4. Conduct a telephone survey with a random sample from your target population.

Examples

Smarter Travel conducted telephone interviews with a sample of 1,500 Sutton residents, and an additional 500 in neighboring Croydon borough, which served as a control area (comparison group, Quasi-Experimental Design).

Stepping it Up engaged participating schools to undertake a number of surveys each year, including a paper-based, take-home family travel survey for students' parents/ caregivers; a paper-based student travel survey, completed in class; an online staff travel survey; and an online school administrator survey.

BRIDGE conducted a random sample survey. One-on-one interviews were use so the program could reach people with low literacy.

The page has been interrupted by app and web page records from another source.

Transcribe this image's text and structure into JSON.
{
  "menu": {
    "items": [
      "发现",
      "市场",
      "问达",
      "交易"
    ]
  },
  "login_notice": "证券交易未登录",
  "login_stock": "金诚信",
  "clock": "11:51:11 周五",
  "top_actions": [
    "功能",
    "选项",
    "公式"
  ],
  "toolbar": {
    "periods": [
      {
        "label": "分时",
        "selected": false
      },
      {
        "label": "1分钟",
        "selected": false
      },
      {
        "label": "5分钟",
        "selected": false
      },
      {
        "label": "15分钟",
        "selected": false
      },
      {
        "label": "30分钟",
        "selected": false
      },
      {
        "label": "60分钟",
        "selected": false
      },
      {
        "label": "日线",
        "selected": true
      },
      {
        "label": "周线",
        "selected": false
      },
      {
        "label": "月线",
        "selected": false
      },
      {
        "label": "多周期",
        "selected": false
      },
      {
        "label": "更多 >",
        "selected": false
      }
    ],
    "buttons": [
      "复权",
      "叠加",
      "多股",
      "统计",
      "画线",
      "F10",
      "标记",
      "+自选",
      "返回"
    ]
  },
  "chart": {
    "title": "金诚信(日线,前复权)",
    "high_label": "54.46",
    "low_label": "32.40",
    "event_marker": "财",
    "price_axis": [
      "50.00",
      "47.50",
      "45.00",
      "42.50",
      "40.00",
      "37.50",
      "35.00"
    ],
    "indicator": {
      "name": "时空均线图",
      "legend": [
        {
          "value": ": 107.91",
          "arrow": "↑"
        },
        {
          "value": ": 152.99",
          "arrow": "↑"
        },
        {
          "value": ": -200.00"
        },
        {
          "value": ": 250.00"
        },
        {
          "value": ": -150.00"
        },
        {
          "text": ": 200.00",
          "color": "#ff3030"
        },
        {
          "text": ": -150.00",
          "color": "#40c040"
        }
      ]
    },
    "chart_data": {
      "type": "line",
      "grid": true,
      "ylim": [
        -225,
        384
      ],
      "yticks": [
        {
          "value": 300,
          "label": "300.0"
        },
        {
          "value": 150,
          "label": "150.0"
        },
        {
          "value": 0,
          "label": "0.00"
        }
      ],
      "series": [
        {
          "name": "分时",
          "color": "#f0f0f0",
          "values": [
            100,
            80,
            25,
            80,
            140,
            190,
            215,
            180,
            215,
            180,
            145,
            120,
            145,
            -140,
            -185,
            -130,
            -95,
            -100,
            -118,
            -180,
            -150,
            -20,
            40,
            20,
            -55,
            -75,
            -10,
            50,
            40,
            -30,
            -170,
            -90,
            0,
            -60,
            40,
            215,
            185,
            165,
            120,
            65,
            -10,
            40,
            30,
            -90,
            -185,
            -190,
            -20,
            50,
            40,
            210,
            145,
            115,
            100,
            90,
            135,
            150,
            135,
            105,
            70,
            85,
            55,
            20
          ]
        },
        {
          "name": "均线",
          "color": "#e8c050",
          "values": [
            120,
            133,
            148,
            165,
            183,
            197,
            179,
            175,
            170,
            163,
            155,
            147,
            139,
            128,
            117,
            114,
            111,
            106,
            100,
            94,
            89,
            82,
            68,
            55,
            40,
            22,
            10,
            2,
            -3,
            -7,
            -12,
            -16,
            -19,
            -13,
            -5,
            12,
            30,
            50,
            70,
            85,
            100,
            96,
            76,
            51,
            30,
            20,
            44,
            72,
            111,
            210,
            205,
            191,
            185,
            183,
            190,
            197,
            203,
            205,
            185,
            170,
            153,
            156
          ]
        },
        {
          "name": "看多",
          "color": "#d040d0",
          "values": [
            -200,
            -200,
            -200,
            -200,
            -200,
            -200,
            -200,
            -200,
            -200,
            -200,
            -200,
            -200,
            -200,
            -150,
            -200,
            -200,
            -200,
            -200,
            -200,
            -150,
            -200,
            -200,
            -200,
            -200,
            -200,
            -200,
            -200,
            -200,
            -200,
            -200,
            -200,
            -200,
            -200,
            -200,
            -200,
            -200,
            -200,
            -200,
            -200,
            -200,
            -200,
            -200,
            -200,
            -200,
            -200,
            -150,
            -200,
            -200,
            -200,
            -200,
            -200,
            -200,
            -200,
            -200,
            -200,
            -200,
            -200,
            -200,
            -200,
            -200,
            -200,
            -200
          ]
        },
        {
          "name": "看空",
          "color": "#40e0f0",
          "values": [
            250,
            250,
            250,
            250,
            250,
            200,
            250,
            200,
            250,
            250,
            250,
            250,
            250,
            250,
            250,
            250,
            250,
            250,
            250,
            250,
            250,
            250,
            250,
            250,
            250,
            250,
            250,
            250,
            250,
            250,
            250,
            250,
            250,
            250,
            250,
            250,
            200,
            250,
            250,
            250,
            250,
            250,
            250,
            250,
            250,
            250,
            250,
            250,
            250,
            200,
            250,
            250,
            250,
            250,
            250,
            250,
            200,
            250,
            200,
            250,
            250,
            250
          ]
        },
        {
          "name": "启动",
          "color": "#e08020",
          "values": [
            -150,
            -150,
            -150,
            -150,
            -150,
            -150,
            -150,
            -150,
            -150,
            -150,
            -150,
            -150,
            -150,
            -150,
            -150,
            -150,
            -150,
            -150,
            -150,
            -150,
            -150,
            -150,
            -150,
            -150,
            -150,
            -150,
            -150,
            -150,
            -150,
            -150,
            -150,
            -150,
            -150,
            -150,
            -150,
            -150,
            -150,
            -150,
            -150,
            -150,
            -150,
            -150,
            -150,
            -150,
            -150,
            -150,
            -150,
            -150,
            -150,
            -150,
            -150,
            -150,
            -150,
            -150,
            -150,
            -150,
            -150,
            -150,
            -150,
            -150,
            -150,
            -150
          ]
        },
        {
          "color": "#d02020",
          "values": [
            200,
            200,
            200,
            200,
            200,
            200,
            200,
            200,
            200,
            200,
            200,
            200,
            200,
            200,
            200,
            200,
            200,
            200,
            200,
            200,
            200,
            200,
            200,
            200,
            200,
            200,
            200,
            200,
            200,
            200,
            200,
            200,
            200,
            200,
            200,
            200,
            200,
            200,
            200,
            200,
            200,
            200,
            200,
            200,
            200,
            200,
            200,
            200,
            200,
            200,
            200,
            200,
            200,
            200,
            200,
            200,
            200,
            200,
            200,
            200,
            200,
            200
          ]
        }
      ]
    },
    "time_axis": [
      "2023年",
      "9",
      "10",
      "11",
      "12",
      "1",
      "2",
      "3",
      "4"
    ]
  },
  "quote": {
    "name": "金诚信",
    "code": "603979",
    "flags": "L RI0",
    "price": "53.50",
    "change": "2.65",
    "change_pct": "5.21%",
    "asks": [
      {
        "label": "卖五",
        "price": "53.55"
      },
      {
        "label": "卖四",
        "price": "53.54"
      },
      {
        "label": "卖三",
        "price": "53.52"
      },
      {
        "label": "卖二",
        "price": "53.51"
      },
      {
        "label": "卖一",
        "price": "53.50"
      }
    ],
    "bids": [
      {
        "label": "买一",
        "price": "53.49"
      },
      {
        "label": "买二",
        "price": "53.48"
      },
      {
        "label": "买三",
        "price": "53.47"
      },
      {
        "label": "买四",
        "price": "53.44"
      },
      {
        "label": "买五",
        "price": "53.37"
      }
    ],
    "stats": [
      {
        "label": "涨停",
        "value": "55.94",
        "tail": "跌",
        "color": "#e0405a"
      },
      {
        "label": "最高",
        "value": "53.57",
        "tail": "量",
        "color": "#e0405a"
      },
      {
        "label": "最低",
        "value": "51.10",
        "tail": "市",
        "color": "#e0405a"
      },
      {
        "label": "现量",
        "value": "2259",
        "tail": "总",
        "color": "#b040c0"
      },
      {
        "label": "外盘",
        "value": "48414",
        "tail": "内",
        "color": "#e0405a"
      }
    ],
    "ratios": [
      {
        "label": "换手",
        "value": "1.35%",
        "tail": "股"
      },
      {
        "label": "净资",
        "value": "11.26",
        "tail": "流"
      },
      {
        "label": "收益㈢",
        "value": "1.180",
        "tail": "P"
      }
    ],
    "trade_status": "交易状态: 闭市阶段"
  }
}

The questionnaire was pre-tested, adjusted to improve clarity and flow, and then translated from English into Chichewa and Tumbuka. These two versions were then back-translated into English to establish semantic equivalence.

Beginning in 1994, AT&T conducted annual telework participant surveys.

Tip: You may only need to phone as few as 40 households if you select a random sample, so this step is not necessarily costly or time-consuming. However, you are strongly advised to involve someone with a strong background in survey design and statistics.

Tip: For further information on designing and carrying out telephone surveys, refer to chapter 7 in Promoting a Sustainable Future: An Introduction to Community- Based Social Marketing (Ottawa: NRTEE) by Doug McKenzie- Mohr.

Tip: If you want descriptive statistics (e.g. 10% of survey participants did xyz in the first year; 30% did it in the third year) and cross tabulations (e.g. did the women respond differently than the men?), and you don't need to know the statistical significance (e.g. p < .05 ), you can easily do the survey yourself using Survey Gold. Easy to learn because it handles like a word processor, it is inexpensive and features web-based data entry, automatic data compilation, and one-click reports with pie charts and/or tables.

Your Program

Arrange for someone with a strong background in survey design to help draw up the survey, arrange for people to make the phone calls and provide them with clear instructions, and arrange for someone with a strong background in statistics to analyze the data,

OR

arrange for a consultant to prepare, conduct and analyze the survey.